Ok, so apparently because of my United Methodist upbringing I was ignorant about something regarding the season of Lent, not that I claimed to be an expert. It could be I was just not paying attention as a kid because I was doodling on my bulletin. Today at the end of our worship time I lead the congregation in an a cappella chorus of “Hallelujiah”. Afterword I found out that some traditions don’t say Hallelujah during lent. Apparently there’s this thing called “burying the alleluia” (and other variations). And some of you are saying – yeah, I knew that. This is something new to me. I did a little research.
Here’s an explanation from the Evanagelical Lurtheran Church (see full article here):
Because of the penitential character of the season of Lent, singing or saying the word “alleluia” has historically been suspended during Lent’s forty days. This period of individual and congregational reflection on the quality of our baptismal faith and life suggests that the joyful nature of alleluia is more appropriately reserved for our Easter celebrations when it is given full and jubilant voice. An alternate gospel acclamation for Lent that omits the alleluia is provided for all settings of Holy Communion in Evangelical Lutheran Worship.

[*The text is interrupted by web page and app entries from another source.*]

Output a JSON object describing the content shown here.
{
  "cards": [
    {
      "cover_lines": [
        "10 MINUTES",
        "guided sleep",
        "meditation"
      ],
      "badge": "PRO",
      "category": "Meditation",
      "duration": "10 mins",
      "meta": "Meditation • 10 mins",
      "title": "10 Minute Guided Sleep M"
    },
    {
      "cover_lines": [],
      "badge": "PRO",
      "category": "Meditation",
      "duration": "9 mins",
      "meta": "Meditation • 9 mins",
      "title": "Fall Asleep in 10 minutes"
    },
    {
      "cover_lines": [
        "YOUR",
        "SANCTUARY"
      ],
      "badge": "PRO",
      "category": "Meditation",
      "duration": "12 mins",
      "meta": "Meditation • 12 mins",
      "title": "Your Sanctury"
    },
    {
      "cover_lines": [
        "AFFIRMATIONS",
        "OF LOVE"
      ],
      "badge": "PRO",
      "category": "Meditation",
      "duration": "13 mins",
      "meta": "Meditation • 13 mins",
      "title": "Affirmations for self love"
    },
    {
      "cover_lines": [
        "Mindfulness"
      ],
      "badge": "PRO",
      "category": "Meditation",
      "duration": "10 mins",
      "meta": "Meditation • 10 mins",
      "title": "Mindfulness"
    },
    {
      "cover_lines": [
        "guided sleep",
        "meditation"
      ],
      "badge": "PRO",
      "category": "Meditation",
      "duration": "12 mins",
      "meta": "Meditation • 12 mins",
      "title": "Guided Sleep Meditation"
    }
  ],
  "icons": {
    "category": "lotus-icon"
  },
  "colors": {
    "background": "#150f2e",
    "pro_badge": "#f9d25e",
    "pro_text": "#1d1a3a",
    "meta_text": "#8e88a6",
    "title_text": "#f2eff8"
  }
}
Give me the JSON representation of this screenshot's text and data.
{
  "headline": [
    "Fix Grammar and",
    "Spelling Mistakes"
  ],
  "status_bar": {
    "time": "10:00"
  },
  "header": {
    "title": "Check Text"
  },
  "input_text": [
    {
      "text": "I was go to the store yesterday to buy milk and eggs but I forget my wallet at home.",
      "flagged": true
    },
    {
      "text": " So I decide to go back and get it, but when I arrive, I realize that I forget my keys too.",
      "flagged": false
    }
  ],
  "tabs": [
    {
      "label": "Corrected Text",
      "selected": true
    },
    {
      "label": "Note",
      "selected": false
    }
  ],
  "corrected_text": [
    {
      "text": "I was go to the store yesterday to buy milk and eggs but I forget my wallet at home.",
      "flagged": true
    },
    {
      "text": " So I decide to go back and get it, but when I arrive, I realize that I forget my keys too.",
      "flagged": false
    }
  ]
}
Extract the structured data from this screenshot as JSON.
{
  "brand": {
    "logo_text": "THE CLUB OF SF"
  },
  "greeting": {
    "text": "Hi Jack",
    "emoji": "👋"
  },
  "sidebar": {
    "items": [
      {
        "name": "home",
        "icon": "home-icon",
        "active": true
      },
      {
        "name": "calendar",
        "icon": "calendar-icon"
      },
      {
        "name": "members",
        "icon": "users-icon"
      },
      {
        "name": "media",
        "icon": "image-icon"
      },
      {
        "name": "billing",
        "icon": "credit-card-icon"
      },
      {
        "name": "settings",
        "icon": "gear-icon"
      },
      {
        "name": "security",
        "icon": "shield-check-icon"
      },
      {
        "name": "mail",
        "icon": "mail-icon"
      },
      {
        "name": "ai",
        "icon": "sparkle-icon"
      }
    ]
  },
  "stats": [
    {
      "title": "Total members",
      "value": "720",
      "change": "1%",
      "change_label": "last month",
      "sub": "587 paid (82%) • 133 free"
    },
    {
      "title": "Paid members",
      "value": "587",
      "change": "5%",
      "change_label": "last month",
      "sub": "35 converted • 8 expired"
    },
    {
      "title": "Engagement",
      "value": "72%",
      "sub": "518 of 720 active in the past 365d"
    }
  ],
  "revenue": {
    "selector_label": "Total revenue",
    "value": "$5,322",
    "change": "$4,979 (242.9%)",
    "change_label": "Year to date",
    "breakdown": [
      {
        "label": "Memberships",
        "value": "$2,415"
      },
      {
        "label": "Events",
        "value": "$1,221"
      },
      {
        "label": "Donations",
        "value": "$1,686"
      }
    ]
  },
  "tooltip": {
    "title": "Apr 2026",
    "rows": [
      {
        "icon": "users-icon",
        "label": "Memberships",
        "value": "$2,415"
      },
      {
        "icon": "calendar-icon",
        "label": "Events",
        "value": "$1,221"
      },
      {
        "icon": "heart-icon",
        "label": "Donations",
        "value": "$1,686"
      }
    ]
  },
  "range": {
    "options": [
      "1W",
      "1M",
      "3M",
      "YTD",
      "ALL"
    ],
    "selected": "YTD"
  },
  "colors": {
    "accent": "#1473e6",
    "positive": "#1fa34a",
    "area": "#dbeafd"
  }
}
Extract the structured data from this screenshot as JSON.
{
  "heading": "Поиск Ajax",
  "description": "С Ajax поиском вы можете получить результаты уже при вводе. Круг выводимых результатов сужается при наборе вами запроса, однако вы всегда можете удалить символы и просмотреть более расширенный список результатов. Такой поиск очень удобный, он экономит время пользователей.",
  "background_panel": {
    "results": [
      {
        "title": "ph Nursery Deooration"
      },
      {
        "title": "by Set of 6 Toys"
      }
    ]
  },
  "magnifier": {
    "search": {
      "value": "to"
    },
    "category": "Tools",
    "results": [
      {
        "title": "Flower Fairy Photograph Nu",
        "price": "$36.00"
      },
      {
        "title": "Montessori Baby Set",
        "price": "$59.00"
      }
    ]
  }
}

The omission of alleluia during Lent goes back at least to the fifth century in the western church. The custom of actually bidding it farewell, however, developed in the Middle Ages. The hymn “Alleluia, song of gladness” (Evangelical Lutheran Worship #318) contains a translation of an 11th century Latin text that compares an alleluia-less Lent to the exile of the Israelites in Babylon. The text then anticipates the joy of Easter when glad alleluias will return in all their heavenly splendor.
Along with a sung farewell to alleluia, some congregations have embraced the practice of physically “burying” the alleluia. This may take the form of actually placing a visual representation of alleluia in a hole in the ground, or of hiding it away after carrying it in procession around the church or worship space. This ritual practice is especially delightful and meaningful for children.
Whew. I think we’re in the clear. Because we sang Hallelujah – with an “H”. 🙂
(That’s a joke).